**Exercise prompt**
Go through the data and copy every line in which "Messages" appears.

(Items listed in a dataset)
+-------+
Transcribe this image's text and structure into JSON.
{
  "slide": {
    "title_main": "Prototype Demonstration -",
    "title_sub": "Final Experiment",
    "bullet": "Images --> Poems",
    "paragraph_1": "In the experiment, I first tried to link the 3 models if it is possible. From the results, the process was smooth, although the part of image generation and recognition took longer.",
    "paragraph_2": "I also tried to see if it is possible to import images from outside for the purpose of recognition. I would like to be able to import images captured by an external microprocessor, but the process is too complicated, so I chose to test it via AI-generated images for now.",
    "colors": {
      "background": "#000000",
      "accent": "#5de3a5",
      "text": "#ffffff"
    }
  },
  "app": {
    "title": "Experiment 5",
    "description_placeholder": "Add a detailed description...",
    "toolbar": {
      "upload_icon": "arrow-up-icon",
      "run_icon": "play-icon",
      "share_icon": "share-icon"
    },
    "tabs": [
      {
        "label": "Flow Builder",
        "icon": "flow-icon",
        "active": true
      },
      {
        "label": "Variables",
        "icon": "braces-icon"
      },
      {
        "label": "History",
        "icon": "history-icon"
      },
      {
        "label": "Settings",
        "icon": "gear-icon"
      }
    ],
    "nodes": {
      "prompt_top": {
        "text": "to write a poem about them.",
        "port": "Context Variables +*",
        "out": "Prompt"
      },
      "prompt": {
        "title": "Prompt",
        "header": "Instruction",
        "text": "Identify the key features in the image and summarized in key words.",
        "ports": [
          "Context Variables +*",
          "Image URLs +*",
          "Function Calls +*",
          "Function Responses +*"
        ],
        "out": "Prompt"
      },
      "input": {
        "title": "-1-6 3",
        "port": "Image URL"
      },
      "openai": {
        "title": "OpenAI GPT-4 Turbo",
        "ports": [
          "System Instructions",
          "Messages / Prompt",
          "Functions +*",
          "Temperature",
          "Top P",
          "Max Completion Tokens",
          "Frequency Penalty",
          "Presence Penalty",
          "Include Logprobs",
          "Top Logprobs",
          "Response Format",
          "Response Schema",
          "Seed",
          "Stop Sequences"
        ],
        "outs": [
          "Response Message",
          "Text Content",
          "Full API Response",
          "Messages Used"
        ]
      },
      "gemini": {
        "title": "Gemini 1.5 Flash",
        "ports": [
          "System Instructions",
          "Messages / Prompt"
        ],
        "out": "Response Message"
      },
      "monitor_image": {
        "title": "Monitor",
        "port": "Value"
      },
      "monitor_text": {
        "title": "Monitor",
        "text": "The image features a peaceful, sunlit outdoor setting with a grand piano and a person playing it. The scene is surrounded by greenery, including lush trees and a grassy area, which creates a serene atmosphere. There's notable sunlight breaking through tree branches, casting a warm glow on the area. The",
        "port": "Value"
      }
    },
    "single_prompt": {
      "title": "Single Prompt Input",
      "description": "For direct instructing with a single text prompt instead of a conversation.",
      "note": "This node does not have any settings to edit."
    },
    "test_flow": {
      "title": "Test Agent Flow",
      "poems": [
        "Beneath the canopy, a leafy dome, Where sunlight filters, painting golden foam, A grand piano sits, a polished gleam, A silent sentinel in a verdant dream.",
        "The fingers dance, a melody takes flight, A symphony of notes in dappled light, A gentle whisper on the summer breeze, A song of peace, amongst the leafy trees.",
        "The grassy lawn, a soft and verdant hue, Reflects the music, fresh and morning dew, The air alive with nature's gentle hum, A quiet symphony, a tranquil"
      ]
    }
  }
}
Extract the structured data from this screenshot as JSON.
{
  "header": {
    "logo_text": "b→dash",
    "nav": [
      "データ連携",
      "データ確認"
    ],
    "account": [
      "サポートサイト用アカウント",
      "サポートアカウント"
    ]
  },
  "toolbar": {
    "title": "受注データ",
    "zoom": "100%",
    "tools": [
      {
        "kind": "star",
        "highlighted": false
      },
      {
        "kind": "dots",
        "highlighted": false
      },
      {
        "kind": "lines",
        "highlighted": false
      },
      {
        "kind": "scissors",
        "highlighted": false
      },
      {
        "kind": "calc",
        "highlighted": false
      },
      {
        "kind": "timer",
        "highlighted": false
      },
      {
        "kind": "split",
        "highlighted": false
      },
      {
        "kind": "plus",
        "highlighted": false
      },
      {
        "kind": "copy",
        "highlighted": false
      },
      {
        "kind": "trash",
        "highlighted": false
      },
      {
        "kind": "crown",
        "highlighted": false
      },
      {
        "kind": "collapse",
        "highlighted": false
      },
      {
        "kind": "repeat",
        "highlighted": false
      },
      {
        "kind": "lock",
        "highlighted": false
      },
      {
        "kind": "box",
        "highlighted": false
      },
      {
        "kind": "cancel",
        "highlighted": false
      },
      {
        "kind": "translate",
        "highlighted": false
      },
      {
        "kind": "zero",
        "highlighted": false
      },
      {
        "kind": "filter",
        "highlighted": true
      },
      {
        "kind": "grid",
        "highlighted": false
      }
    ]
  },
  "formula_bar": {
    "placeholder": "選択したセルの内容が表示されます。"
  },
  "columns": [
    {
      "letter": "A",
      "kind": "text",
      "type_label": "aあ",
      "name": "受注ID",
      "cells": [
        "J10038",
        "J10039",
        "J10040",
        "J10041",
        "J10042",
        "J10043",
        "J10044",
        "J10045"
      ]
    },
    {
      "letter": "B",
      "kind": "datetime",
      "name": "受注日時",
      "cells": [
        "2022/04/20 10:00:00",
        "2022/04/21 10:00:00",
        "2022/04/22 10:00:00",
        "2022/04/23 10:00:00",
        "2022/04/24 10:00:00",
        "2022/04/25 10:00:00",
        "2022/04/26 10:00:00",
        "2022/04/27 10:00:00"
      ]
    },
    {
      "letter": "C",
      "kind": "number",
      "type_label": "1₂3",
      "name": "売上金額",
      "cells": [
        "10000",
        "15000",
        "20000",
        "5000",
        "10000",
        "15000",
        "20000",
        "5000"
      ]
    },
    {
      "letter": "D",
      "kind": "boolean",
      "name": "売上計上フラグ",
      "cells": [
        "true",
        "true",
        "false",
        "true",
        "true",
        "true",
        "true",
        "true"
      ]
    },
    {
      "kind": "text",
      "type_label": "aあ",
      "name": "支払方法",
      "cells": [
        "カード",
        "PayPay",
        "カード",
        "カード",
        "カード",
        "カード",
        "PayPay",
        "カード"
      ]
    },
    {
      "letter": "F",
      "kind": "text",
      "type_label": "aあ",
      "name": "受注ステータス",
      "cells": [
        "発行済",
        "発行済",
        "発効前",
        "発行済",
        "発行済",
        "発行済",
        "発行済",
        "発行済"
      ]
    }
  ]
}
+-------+
**Answer area**
          "Messages / Prompt",
          "Messages Used"
          "Messages / Prompt"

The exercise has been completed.